In January 2019 there were 68 violations issued, while in January 2020 there were 390.
In February 2019 there were 270, while in February 2020 there were 351.
In March 2019 there were 706, and in March 2020 only 217 due to the pandemic.
However, in September 2019 there were 447, while in September 2020 there were 1,703.
Finally, in October 2019 there were 471, while in October 2020 -there were 1,685.
Fortunately, the majority of cases under Article 204-2 of the Code of Administrative Offenses ended in favour of the individuals for the following reasons:
- the term to press charges of an administrative offense expired;
- shortcomings of evidence such as a lack of recording of the violation of the order of entry into and exit from the NGCA;
- a warning or formal reprimand was issued in place of a fine;
- or there were no viable “components” of the administrative offense.
People living in NGCA have become hostages of the situation and quarantine measures as their opportunities to leave NGCA and go to GCA are much more restricted than they were before March 2020. In addition, the increasing number of cases under Art. 204-2 of the Code of administrative offenses further inhibits the freedom of movement of NGCA residents despite the fact that they are citizens of Ukraine.
For more details, please contact:
Elina Shyshkina, firstname.lastname@example.org
Advocacy Coordinator, CF “Right to protection”
 According to the official answer on the request of CF “Right to protection” to the State Border Service for public information as of November 18, 2020.

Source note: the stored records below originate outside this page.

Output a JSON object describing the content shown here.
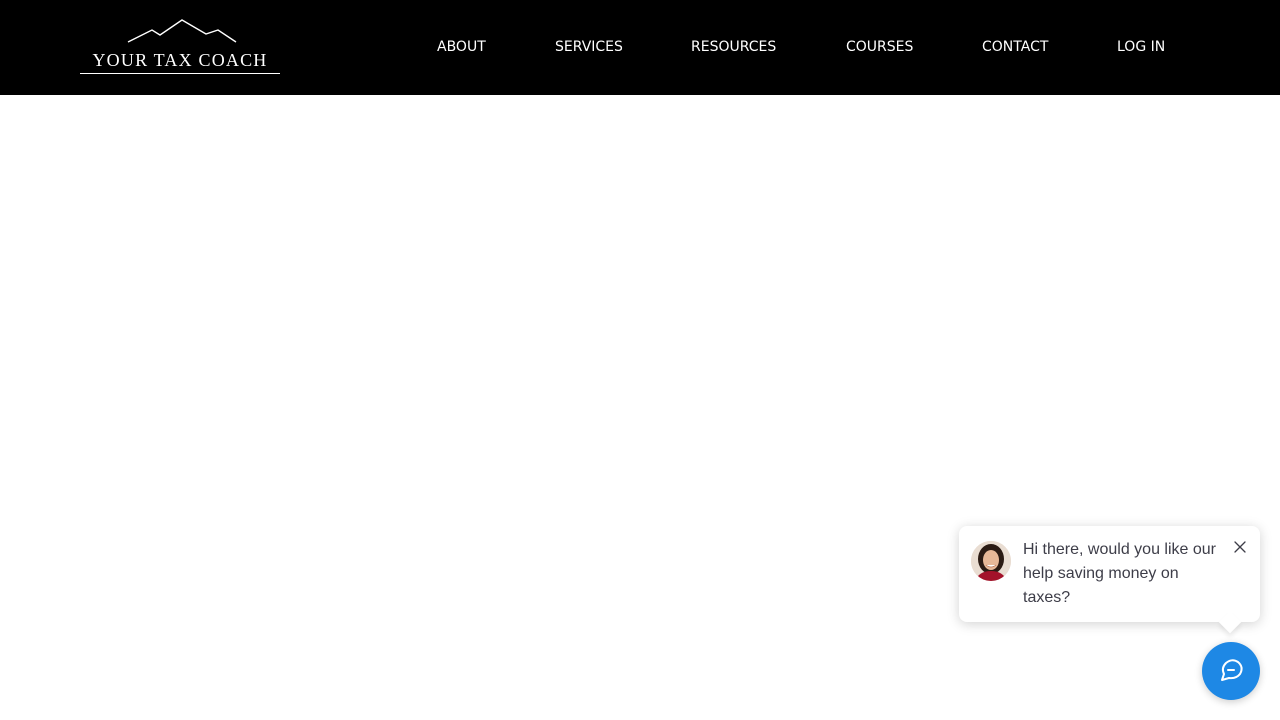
{
  "brand": {
    "logo_text": "YOUR TAX COACH",
    "logo_icon": "mountain-icon"
  },
  "nav": {
    "items": [
      {
        "label": "ABOUT"
      },
      {
        "label": "SERVICES"
      },
      {
        "label": "RESOURCES"
      },
      {
        "label": "COURSES"
      },
      {
        "label": "CONTACT"
      },
      {
        "label": "LOG IN"
      }
    ]
  },
  "chat": {
    "message": "Hi there, would you like our help saving money on taxes?",
    "close_icon": "close-icon",
    "launcher_icon": "chat-bubble-icon"
  },
  "colors": {
    "header_bg": "#000000",
    "header_text": "#ffffff",
    "chat_launcher": "#1e88e5",
    "chat_text": "#3d3d48"
  }
}
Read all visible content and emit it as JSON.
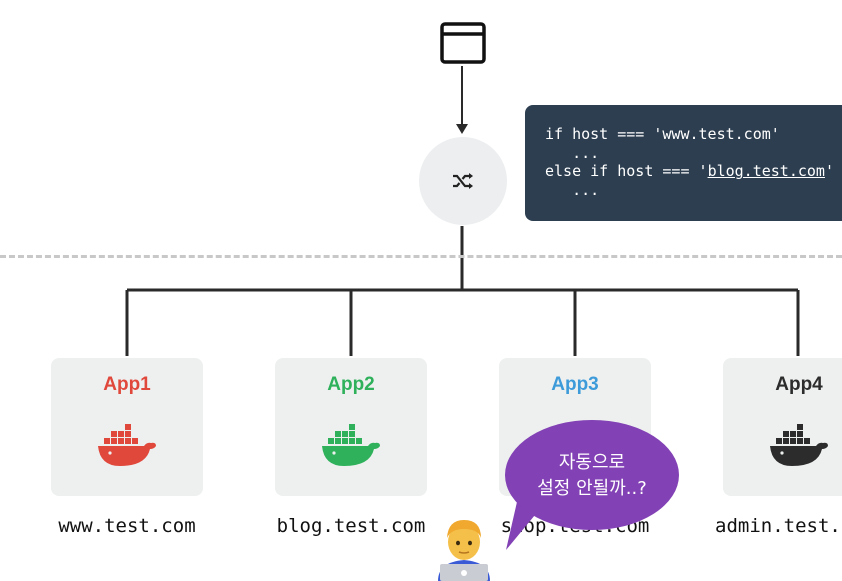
{
  "code": {
    "line1": "if host === 'www.test.com'",
    "line2": "   ...",
    "line3_prefix": "else if host === '",
    "line3_link": "blog.test.com",
    "line3_suffix": "'",
    "line4": "   ..."
  },
  "apps": [
    {
      "name": "App1",
      "color": "#e0483b",
      "domain": "www.test.com"
    },
    {
      "name": "App2",
      "color": "#2eb15a",
      "domain": "blog.test.com"
    },
    {
      "name": "App3",
      "color": "#3d9bd9",
      "domain": "shop.test.com"
    },
    {
      "name": "App4",
      "color": "#2c2c2c",
      "domain": "admin.test.com"
    }
  ],
  "bubble": {
    "line1": "자동으로",
    "line2": "설정 안될까..?",
    "color": "#8241b4"
  },
  "icons": {
    "browser": "browser-window-icon",
    "load_balancer": "shuffle-icon",
    "container": "docker-whale-icon",
    "user": "man-with-laptop-icon"
  }
}
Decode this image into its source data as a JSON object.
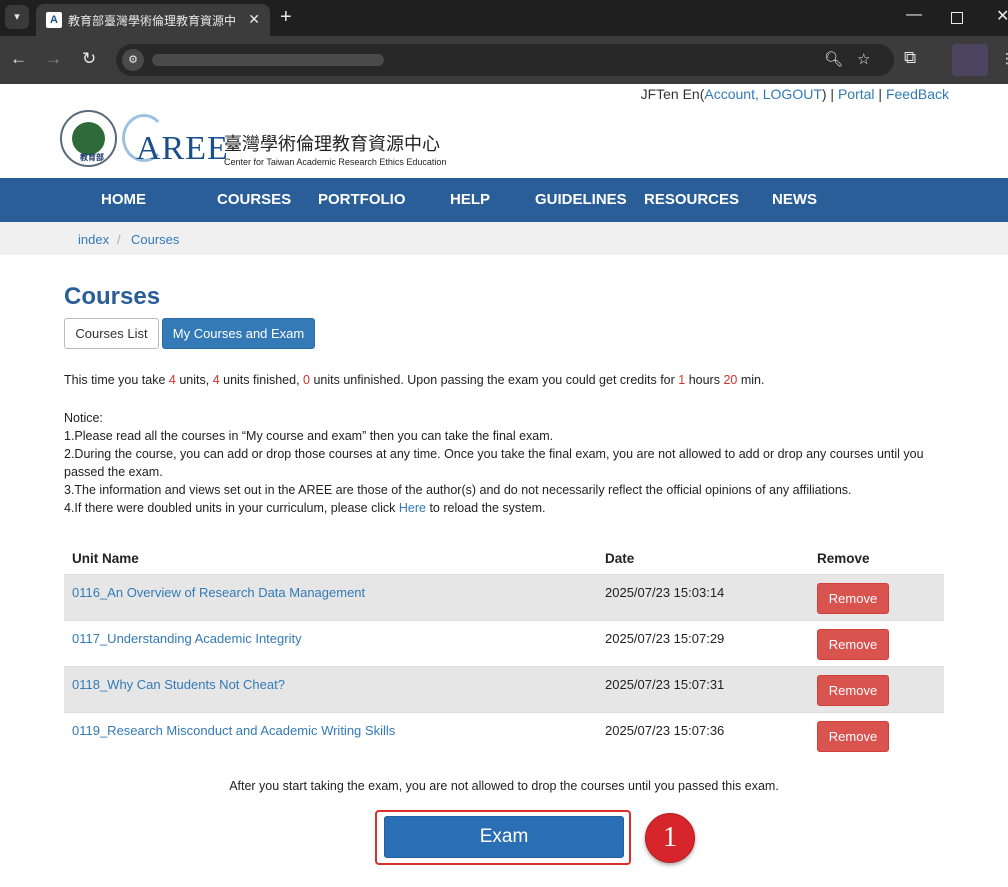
{
  "browser": {
    "tab_title": "教育部臺灣學術倫理教育資源中心",
    "tab_favicon": "AREE",
    "new_tab_icon": "plus-icon",
    "window_controls": [
      "minimize-icon",
      "maximize-icon",
      "close-icon"
    ]
  },
  "userbar": {
    "name": "JFTen En(",
    "account": "Account,",
    "logout": "LOGOUT",
    "close_paren": ") | ",
    "portal": "Portal",
    "sep": " | ",
    "feedback": "FeedBack"
  },
  "logo": {
    "moe_text": "教育部",
    "aree": "AREE",
    "chinese_name": "臺灣學術倫理教育資源中心",
    "english_name": "Center for Taiwan Academic Research Ethics Education"
  },
  "nav": [
    "HOME",
    "COURSES",
    "PORTFOLIO",
    "HELP",
    "GUIDELINES",
    "RESOURCES",
    "NEWS"
  ],
  "breadcrumb": {
    "home": "index",
    "separator": "/",
    "current": "Courses"
  },
  "page_title": "Courses",
  "tabs": {
    "courses_list": "Courses List",
    "my_courses": "My Courses and Exam"
  },
  "summary": {
    "prefix": "This time you take ",
    "units_taken": "4",
    "mid1": " units, ",
    "units_finished": "4",
    "mid2": " units finished, ",
    "units_unfinished": "0",
    "mid3": " units unfinished. Upon passing the exam you could get credits for ",
    "hours": "1",
    "mid4": " hours ",
    "minutes": "20",
    "suffix": " min."
  },
  "notice": {
    "heading": "Notice:",
    "line1": "1.Please read all the courses in “My course and exam” then you can take the final exam.",
    "line2": "2.During the course, you can add or drop those courses at any time. Once you take the final exam, you are not allowed to add or drop any courses until you passed the exam.",
    "line3": "3.The information and views set out in the AREE are those of the author(s) and do not necessarily reflect the official opinions of any affiliations.",
    "line4_prefix": "4.If there were doubled units in your curriculum, please click ",
    "line4_link": "Here",
    "line4_suffix": " to reload the system."
  },
  "table": {
    "headers": {
      "name": "Unit Name",
      "date": "Date",
      "remove": "Remove"
    },
    "rows": [
      {
        "name": "0116_An Overview of Research Data Management",
        "date": "2025/07/23 15:03:14",
        "action": "Remove"
      },
      {
        "name": "0117_Understanding Academic Integrity",
        "date": "2025/07/23 15:07:29",
        "action": "Remove"
      },
      {
        "name": "0118_Why Can Students Not Cheat?",
        "date": "2025/07/23 15:07:31",
        "action": "Remove"
      },
      {
        "name": "0119_Research Misconduct and Academic Writing Skills",
        "date": "2025/07/23 15:07:36",
        "action": "Remove"
      }
    ]
  },
  "after_note": "After you start taking the exam, you are not allowed to drop the courses until you passed this exam.",
  "exam_button": "Exam",
  "step_badge": "1",
  "colors": {
    "nav_bg": "#2a5e98",
    "link": "#337ab7",
    "danger": "#d9534f",
    "highlight": "#d9302c"
  }
}
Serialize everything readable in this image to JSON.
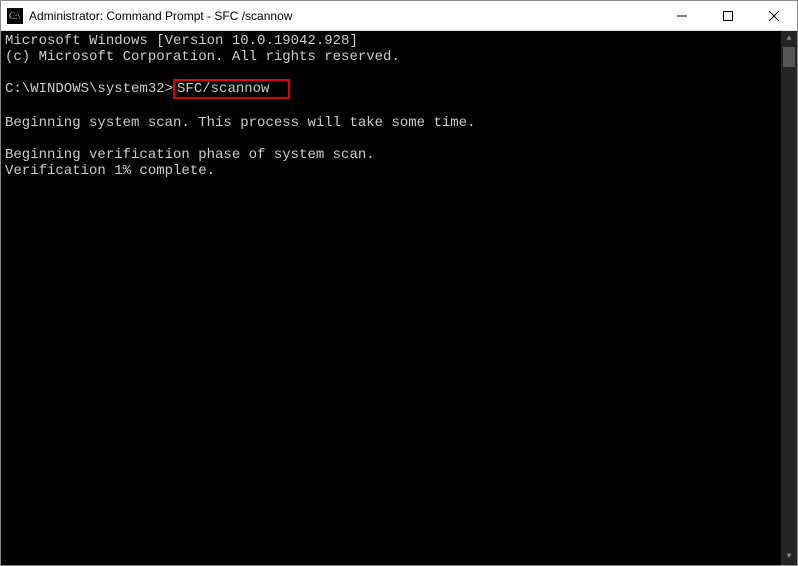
{
  "window": {
    "title": "Administrator: Command Prompt - SFC /scannow"
  },
  "terminal": {
    "line1": "Microsoft Windows [Version 10.0.19042.928]",
    "line2": "(c) Microsoft Corporation. All rights reserved.",
    "blank1": "",
    "prompt_path": "C:\\WINDOWS\\system32>",
    "command": "SFC/scannow",
    "blank2": "",
    "scan_start": "Beginning system scan.  This process will take some time.",
    "blank3": "",
    "verify_start": "Beginning verification phase of system scan.",
    "verify_progress": "Verification 1% complete."
  }
}
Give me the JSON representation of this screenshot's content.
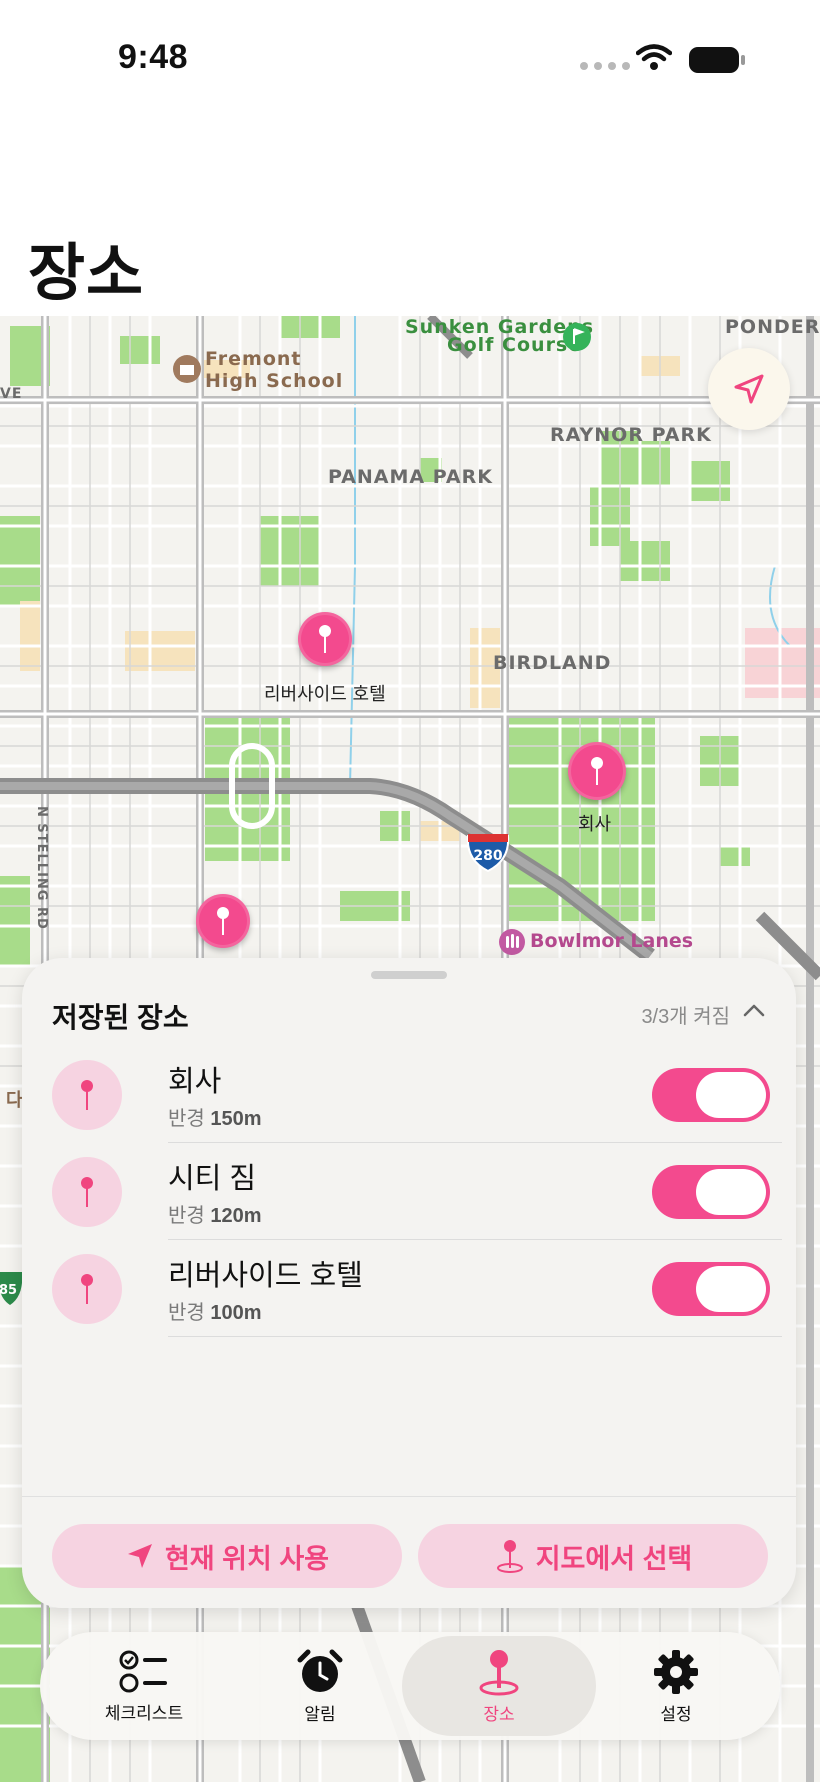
{
  "status_bar": {
    "time": "9:48"
  },
  "page_title": "장소",
  "map": {
    "labels": {
      "sunken": "Sunken Gardens",
      "golf": "Golf Course",
      "ponderosa": "PONDEROS",
      "fremont": "Fremont",
      "highschool": "High School",
      "raynor": "RAYNOR PARK",
      "panama": "PANAMA PARK",
      "birdland": "BIRDLAND",
      "stelling": "N STELLING RD",
      "bowlmor": "Bowlmor Lanes",
      "highway": "280",
      "ve": "VE",
      "edge_left": "다",
      "edge_shield": "85"
    },
    "pins": [
      {
        "label": "리버사이드 호텔"
      },
      {
        "label": "회사"
      },
      {
        "label": ""
      }
    ],
    "locate_icon": "location-arrow-icon"
  },
  "sheet": {
    "title": "저장된 장소",
    "count": "3/3개 켜짐",
    "places": [
      {
        "name": "회사",
        "radius_prefix": "반경",
        "radius_value": "150m",
        "enabled": true
      },
      {
        "name": "시티 짐",
        "radius_prefix": "반경",
        "radius_value": "120m",
        "enabled": true
      },
      {
        "name": "리버사이드 호텔",
        "radius_prefix": "반경",
        "radius_value": "100m",
        "enabled": true
      }
    ],
    "actions": {
      "current_location": "현재 위치 사용",
      "pick_on_map": "지도에서 선택"
    }
  },
  "tabbar": {
    "tabs": [
      {
        "label": "체크리스트",
        "icon": "checklist-icon"
      },
      {
        "label": "알림",
        "icon": "alarm-clock-icon"
      },
      {
        "label": "장소",
        "icon": "map-pin-icon",
        "active": true
      },
      {
        "label": "설정",
        "icon": "gear-icon"
      }
    ]
  },
  "colors": {
    "accent": "#f34a8e",
    "accent_soft": "#f6d3e1",
    "park": "#a8dc8a"
  }
}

Pictures: Checkpoint of Stanitsa Luhanska, the only one open on the Donbass side (Credit: Shuttertock.com)